Reply To:
Film and TV Studies Discussion List <[log in to unmask]>
Tue, 2 Aug 1994 18:26:52 PDT
text/plain (35 lines)
Marlyn Robinson-
Your points re "dumbing down" are interesting, but they overlook some
historical facts.
1) In terms of audiences surveys and the changing of films: Traditionally,
studios held "sneak previews" (true "sneaks", not the promotional frauds of
today) to determine audience reaction to films. Many, many films were changed
drastically because of audience response. MGM was known as "Retake Valley"
because of its reshooting endings and adding material to films in response to
the comparatively crude audience surveys of the day. The Marx Bros. took film
scripts on the road and perfected them before live audiences before making
the films!
2) Yes, indeed star power is an old story. But, remember - stars were
developed in the old days in a very deliberate way so that the audience would
get used to certain people and then seek out their films. Also remember that
stars made many, many more films then than today. James Cagney made dozens of
films in his first two or three years at Warner Brothers. Today a star is
lucky to get a film every other year. And stars can be created almost out of
thin air today. No training, no B-pictures, no experience with a variety of
roles and directors. A star has one hit and becomes a corporation with a
virtual fiefdom of representatives and hangers-on - a creature who can
dictate script approval, director approval, advertising, etc. I certainly
don't want to defend the chattel slavery of the studio system, but name me a
star of those days who (sometimes ruefully, its true) did not lament the end
of the traditional studio system.
3) Certainly the past has a high turkey quotient, but the point is that there
was a sense of variety, even given the crippling censorship, even given the
factory atmosphere of the studios - an enormous range and variety of material
was produced that cannot be matched today.

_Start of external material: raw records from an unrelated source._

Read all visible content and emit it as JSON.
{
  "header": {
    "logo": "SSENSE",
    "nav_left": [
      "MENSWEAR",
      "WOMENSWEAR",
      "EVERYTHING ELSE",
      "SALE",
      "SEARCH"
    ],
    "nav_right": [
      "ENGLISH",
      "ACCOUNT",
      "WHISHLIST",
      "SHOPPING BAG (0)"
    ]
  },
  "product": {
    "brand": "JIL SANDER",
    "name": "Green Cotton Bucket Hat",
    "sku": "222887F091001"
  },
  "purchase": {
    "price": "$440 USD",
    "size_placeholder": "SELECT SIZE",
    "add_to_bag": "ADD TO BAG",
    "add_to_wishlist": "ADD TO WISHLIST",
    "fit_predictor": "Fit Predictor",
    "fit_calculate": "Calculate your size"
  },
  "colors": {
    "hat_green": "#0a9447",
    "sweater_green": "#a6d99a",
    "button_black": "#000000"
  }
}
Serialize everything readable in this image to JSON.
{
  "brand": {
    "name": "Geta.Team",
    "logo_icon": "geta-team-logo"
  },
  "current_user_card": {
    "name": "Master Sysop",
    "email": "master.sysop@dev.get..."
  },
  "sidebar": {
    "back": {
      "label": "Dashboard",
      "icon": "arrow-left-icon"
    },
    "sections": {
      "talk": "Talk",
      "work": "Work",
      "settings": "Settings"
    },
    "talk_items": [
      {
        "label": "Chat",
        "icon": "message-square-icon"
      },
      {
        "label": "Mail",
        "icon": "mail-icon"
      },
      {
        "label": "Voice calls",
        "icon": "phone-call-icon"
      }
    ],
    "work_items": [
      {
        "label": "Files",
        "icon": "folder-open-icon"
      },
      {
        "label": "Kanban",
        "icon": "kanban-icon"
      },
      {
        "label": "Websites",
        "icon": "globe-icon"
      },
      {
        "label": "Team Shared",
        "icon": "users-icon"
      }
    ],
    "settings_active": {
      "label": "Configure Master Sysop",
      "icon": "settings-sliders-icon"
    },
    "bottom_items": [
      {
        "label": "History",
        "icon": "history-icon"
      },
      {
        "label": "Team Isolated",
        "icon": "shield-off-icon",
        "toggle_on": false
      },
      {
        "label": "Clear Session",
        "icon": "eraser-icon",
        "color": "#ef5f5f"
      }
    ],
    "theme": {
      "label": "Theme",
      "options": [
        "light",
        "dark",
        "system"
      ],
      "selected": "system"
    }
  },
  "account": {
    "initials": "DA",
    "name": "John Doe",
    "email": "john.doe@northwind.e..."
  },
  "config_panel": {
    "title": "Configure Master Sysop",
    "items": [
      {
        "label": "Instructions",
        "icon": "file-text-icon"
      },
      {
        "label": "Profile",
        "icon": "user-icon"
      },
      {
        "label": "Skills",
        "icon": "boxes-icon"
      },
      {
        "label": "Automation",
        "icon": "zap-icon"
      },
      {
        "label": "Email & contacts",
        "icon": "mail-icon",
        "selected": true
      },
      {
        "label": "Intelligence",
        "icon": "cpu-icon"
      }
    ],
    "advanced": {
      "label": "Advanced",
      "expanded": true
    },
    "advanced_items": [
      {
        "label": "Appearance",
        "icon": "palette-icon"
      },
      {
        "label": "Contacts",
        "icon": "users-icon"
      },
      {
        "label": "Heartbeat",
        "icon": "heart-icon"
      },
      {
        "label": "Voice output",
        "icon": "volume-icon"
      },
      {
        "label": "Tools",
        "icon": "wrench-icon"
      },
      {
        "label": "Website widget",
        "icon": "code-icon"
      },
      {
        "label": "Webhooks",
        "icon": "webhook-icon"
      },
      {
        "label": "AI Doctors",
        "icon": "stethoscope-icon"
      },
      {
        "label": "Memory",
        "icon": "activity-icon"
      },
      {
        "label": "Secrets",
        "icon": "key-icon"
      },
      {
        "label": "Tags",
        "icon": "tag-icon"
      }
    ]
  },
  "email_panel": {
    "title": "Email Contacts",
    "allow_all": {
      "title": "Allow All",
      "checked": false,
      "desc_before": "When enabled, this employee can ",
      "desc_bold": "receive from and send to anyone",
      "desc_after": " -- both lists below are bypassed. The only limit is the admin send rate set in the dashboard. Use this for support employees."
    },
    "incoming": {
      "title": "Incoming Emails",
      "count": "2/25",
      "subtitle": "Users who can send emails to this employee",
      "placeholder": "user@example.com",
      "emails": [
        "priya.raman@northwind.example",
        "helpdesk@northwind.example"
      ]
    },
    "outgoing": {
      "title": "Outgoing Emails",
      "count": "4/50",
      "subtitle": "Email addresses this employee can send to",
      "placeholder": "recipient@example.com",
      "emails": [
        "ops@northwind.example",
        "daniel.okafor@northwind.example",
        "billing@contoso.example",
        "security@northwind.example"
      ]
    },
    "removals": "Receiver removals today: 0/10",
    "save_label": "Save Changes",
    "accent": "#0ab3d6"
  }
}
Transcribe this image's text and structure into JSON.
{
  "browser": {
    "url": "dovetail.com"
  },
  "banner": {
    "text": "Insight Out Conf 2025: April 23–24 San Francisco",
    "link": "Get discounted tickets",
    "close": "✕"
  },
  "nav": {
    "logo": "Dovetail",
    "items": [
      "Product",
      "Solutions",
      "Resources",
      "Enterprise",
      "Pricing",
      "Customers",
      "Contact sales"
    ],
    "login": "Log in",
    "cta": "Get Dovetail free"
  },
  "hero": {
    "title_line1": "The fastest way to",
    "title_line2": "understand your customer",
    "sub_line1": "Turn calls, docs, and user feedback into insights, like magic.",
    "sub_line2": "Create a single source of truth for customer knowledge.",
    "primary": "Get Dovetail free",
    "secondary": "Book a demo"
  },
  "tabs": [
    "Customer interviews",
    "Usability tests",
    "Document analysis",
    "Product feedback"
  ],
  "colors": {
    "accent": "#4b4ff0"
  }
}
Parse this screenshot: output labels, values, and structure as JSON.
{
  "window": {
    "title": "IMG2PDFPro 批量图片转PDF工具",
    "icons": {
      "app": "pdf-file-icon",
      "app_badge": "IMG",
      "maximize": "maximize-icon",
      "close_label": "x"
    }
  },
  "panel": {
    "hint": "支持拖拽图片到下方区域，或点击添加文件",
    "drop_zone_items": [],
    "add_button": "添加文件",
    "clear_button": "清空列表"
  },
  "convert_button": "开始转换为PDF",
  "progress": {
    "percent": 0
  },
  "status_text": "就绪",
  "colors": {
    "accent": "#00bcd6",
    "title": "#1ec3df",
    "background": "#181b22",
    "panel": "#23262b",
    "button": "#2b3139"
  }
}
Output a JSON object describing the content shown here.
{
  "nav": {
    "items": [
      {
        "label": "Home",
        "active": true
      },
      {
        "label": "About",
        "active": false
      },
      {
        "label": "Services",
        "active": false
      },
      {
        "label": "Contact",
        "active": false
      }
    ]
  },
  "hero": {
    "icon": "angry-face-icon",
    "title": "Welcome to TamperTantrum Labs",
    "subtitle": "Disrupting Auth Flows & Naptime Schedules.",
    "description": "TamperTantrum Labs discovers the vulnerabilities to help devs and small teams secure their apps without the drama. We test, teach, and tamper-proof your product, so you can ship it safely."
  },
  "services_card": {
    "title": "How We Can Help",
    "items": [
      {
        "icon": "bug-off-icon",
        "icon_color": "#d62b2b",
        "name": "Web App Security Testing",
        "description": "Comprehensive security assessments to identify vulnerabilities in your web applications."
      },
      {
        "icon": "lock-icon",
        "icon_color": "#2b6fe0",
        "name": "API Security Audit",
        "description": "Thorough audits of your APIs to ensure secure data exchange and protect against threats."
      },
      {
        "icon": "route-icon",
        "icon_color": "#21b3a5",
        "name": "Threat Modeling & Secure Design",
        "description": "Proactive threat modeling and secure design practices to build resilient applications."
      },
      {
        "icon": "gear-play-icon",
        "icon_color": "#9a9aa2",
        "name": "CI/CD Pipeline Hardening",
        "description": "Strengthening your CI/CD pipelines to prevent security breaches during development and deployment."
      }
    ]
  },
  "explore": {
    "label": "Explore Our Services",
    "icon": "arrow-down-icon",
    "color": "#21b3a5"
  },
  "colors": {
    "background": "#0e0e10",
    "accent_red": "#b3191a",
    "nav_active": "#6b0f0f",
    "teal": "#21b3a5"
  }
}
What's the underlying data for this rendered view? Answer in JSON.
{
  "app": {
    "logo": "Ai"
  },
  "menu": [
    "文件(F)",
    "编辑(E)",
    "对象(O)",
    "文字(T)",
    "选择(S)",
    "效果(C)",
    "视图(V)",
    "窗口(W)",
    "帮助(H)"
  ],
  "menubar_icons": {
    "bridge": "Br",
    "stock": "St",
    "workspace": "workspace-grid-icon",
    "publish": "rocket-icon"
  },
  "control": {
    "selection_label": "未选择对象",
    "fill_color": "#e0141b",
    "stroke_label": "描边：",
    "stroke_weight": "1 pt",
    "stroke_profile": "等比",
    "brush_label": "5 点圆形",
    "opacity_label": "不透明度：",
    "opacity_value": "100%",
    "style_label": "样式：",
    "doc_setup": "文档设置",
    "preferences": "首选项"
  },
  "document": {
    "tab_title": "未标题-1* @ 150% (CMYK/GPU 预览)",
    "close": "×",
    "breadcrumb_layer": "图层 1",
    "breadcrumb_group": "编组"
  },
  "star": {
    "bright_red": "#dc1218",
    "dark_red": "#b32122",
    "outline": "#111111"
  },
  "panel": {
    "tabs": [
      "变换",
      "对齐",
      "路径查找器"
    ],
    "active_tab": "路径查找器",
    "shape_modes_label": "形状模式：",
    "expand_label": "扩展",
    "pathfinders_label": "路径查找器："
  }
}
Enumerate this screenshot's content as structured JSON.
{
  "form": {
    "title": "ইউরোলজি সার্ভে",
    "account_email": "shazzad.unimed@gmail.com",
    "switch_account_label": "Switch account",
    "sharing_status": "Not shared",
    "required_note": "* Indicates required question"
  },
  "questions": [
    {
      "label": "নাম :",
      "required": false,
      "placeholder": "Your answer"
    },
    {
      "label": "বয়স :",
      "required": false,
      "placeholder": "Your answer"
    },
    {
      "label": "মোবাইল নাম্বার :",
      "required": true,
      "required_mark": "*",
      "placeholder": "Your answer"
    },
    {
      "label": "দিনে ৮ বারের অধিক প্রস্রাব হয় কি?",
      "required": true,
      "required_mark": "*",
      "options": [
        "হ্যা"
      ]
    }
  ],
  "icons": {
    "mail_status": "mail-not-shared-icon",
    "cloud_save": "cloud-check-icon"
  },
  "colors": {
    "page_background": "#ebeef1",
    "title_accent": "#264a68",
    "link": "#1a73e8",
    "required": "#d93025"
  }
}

For all our freedoms, we have been
trapped into a deadening cycle of remakes, "hommages" and copies of better
films, rather than the originality and, yes, daring, of the past.
Gene Stavis, School of Visual Arts - NYC